# Your objective
What the task needs is the data below, written out verbatim.

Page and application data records
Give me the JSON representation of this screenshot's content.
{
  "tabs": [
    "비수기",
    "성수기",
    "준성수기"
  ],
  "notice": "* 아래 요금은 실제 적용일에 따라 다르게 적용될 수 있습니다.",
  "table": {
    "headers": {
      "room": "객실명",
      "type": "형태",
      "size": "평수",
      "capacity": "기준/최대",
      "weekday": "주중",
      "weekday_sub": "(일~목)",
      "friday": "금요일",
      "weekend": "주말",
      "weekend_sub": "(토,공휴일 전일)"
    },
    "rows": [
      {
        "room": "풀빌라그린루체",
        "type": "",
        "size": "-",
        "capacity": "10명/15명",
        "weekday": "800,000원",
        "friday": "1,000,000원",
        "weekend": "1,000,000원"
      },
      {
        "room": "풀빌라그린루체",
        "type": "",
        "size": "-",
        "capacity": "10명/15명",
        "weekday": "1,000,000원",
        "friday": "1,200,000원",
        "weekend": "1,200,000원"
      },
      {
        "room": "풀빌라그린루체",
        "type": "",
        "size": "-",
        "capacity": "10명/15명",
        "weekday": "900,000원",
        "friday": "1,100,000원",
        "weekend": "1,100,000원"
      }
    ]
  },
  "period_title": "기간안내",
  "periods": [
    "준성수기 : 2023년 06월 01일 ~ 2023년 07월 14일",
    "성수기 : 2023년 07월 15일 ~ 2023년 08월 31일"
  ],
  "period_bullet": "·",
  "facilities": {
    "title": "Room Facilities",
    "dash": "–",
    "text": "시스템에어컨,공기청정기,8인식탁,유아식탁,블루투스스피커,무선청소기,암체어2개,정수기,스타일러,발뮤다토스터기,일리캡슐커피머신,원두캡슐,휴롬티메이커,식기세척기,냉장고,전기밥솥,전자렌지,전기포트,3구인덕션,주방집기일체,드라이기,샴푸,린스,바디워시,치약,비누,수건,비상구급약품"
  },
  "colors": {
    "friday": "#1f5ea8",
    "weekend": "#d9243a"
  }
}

# Answer box
Give me the JSON representation of this screenshot's content.
{
  "tabs": [
    "비수기",
    "성수기",
    "준성수기"
  ],
  "notice": "* 아래 요금은 실제 적용일에 따라 다르게 적용될 수 있습니다.",
  "table": {
    "headers": {
      "room": "객실명",
      "type": "형태",
      "size": "평수",
      "capacity": "기준/최대",
      "weekday": "주중",
      "weekday_sub": "(일~목)",
      "friday": "금요일",
      "weekend": "주말",
      "weekend_sub": "(토,공휴일 전일)"
    },
    "rows": [
      {
        "room": "풀빌라그린루체",
        "type": "",
        "size": "-",
        "capacity": "10명/15명",
        "weekday": "800,000원",
        "friday": "1,000,000원",
        "weekend": "1,000,000원"
      },
      {
        "room": "풀빌라그린루체",
        "type": "",
        "size": "-",
        "capacity": "10명/15명",
        "weekday": "1,000,000원",
        "friday": "1,200,000원",
        "weekend": "1,200,000원"
      },
      {
        "room": "풀빌라그린루체",
        "type": "",
        "size": "-",
        "capacity": "10명/15명",
        "weekday": "900,000원",
        "friday": "1,100,000원",
        "weekend": "1,100,000원"
      }
    ]
  },
  "period_title": "기간안내",
  "periods": [
    "준성수기 : 2023년 06월 01일 ~ 2023년 07월 14일",
    "성수기 : 2023년 07월 15일 ~ 2023년 08월 31일"
  ],
  "period_bullet": "·",
  "facilities": {
    "title": "Room Facilities",
    "dash": "–",
    "text": "시스템에어컨,공기청정기,8인식탁,유아식탁,블루투스스피커,무선청소기,암체어2개,정수기,스타일러,발뮤다토스터기,일리캡슐커피머신,원두캡슐,휴롬티메이커,식기세척기,냉장고,전기밥솥,전자렌지,전기포트,3구인덕션,주방집기일체,드라이기,샴푸,린스,바디워시,치약,비누,수건,비상구급약품"
  },
  "colors": {
    "friday": "#1f5ea8",
    "weekend": "#d9243a"
  }
}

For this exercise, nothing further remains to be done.